Illustration Friday: Spring -- 2003 flower thing

2003 flower thing
Originally uploaded by royblumenthal.
This is my contribution to Illustration Friday: Spring. (You can head for the Illustration Friday website, or check out the Flickr Gallery.)

This pic came straight out of my subconscious back in 2003, when I was first experimenting with my iPAQ 2210 Pocket PC, running Mobile Atelier drawing software.

I was really just doodling. I have three plants in my flat. Minimal maintenance ones that require water every week or two. More like two. One of them, a massive fern, lives outside my front door.

A neighbour of mine noticed my neglect of the thing, and offered to water it for me. So he's been doing that for the past two or three years.

One day I got home to find that he'd tied the fern up with black cotton. Which I removed. The next day, the cotton was back. I removed it again.

When I finally bumped into him and asked what was happening, he explained, 'There's a lot of wind, and your fern's fronds are snapping off. So I just wanted to tie it so the wind wouldn't damage it.'

I almost asked him to stop watering the thing, but I knew that would be immeasureably more cruel to the plant than a bit of light bondage.

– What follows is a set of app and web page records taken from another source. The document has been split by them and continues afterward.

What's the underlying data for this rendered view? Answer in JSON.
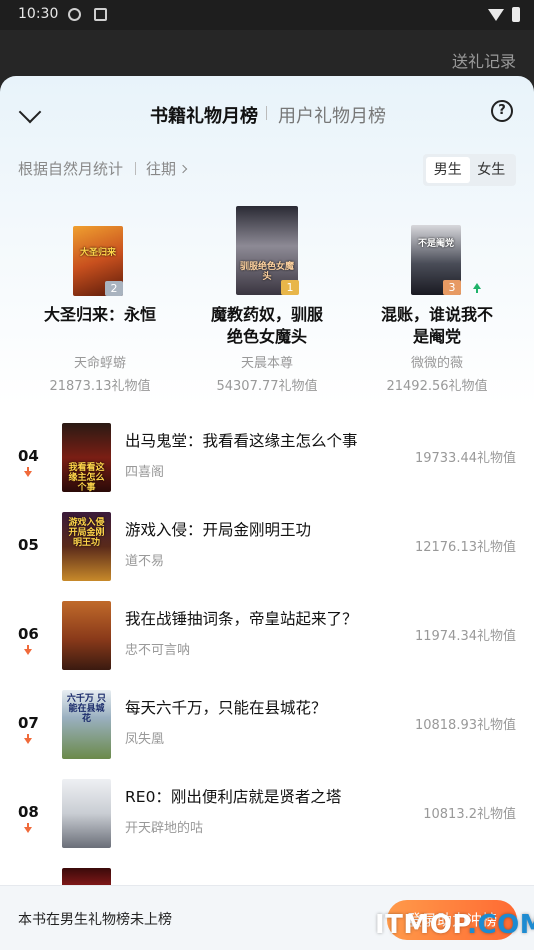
{
  "status_bar": {
    "time": "10:30"
  },
  "background": {
    "gift_record": "送礼记录"
  },
  "header": {
    "tab_book": "书籍礼物月榜",
    "tab_user": "用户礼物月榜",
    "help_symbol": "?"
  },
  "subheader": {
    "stat_label": "根据自然月统计",
    "past_label": "往期",
    "gender_male": "男生",
    "gender_female": "女生",
    "selected_gender": "男生"
  },
  "podium": [
    {
      "rank": "2",
      "title_line1": "大圣归来：永恒",
      "title_line2": "",
      "author": "天命蜉蝣",
      "value": "21873.13礼物值",
      "cover_text": "大圣归来",
      "cover_color": "#c8501e",
      "tag_color": "#a9b3bf"
    },
    {
      "rank": "1",
      "title_line1": "魔教药奴，驯服",
      "title_line2": "绝色女魔头",
      "author": "天晨本尊",
      "value": "54307.77礼物值",
      "cover_text": "驯服绝色女魔头",
      "cover_color": "#6d6a75",
      "tag_color": "#e8b64a"
    },
    {
      "rank": "3",
      "title_line1": "混账，谁说我不",
      "title_line2": "是阉党",
      "author": "微微的薇",
      "value": "21492.56礼物值",
      "cover_text": "不是阉党",
      "cover_color": "#4a4d58",
      "tag_color": "#e79a63",
      "trend": "up"
    }
  ],
  "list": [
    {
      "rank": "04",
      "title": "出马鬼堂：我看看这缘主怎么个事",
      "author": "四喜阁",
      "value": "19733.44礼物值",
      "trend": "down",
      "cover_text": "我看看这缘主怎么个事",
      "cover_color": "#7a1e14"
    },
    {
      "rank": "05",
      "title": "游戏入侵：开局金刚明王功",
      "author": "道不易",
      "value": "12176.13礼物值",
      "trend": "none",
      "cover_text": "游戏入侵 开局金刚明王功",
      "cover_color": "#5a2a1a"
    },
    {
      "rank": "06",
      "title": "我在战锤抽词条，帝皇站起来了？",
      "author": "忠不可言呐",
      "value": "11974.34礼物值",
      "trend": "down",
      "cover_text": "",
      "cover_color": "#8a3a1a"
    },
    {
      "rank": "07",
      "title": "每天六千万，只能在县城花？",
      "author": "凤失凰",
      "value": "10818.93礼物值",
      "trend": "down",
      "cover_text": "六千万 只能在县城花",
      "cover_color": "#6b8a4a"
    },
    {
      "rank": "08",
      "title": "RE0：刚出便利店就是贤者之塔",
      "author": "开天辟地的咕",
      "value": "10813.2礼物值",
      "trend": "down",
      "cover_text": "",
      "cover_color": "#c9cdd3"
    }
  ],
  "footer": {
    "note": "本书在男生礼物榜未上榜",
    "boost_button": "登录助力冲榜"
  },
  "watermark": {
    "part1": "ITMOP",
    "part2": ".COM"
  }
}
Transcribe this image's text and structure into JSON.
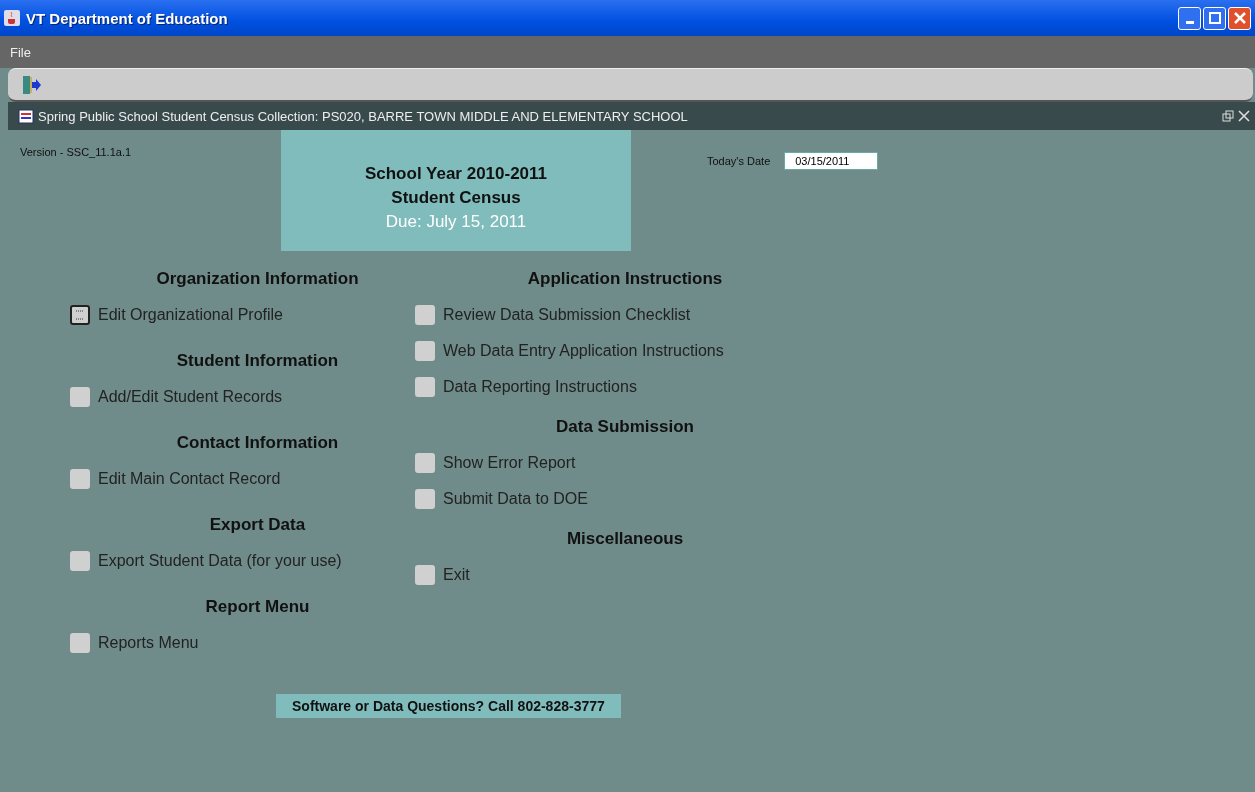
{
  "window": {
    "title": "VT Department of Education"
  },
  "menu_bar": [
    "File"
  ],
  "internal_frame": {
    "title": "Spring Public School Student Census Collection: PS020, BARRE TOWN MIDDLE AND ELEMENTARY SCHOOL"
  },
  "version": "Version - SSC_11.1a.1",
  "banner": {
    "lines": [
      "School Year 2010-2011",
      "Student Census"
    ],
    "due": "Due:  July 15, 2011"
  },
  "date": {
    "label": "Today's Date",
    "value": "03/15/2011"
  },
  "left_sections": [
    {
      "heading": "Organization Information",
      "items": [
        {
          "label": "Edit Organizational Profile",
          "focused": true
        }
      ]
    },
    {
      "heading": "Student Information",
      "items": [
        {
          "label": "Add/Edit Student Records",
          "focused": false
        }
      ]
    },
    {
      "heading": "Contact Information",
      "items": [
        {
          "label": "Edit Main Contact Record",
          "focused": false
        }
      ]
    },
    {
      "heading": "Export Data",
      "items": [
        {
          "label": "Export Student Data (for your use)",
          "focused": false
        }
      ]
    },
    {
      "heading": "Report Menu",
      "items": [
        {
          "label": "Reports Menu",
          "focused": false
        }
      ]
    }
  ],
  "right_sections": [
    {
      "heading": "Application Instructions",
      "items": [
        {
          "label": "Review Data Submission Checklist",
          "focused": false
        },
        {
          "label": "Web Data Entry Application Instructions",
          "focused": false
        },
        {
          "label": "Data Reporting Instructions",
          "focused": false
        }
      ]
    },
    {
      "heading": "Data Submission",
      "items": [
        {
          "label": "Show Error Report",
          "focused": false
        },
        {
          "label": "Submit Data to DOE",
          "focused": false
        }
      ]
    },
    {
      "heading": "Miscellaneous",
      "items": [
        {
          "label": "Exit",
          "focused": false
        }
      ]
    }
  ],
  "footer": "Software or Data Questions?  Call 802-828-3777"
}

Anyway, he stopped tying it up, and it's flourishing, wind or no wind.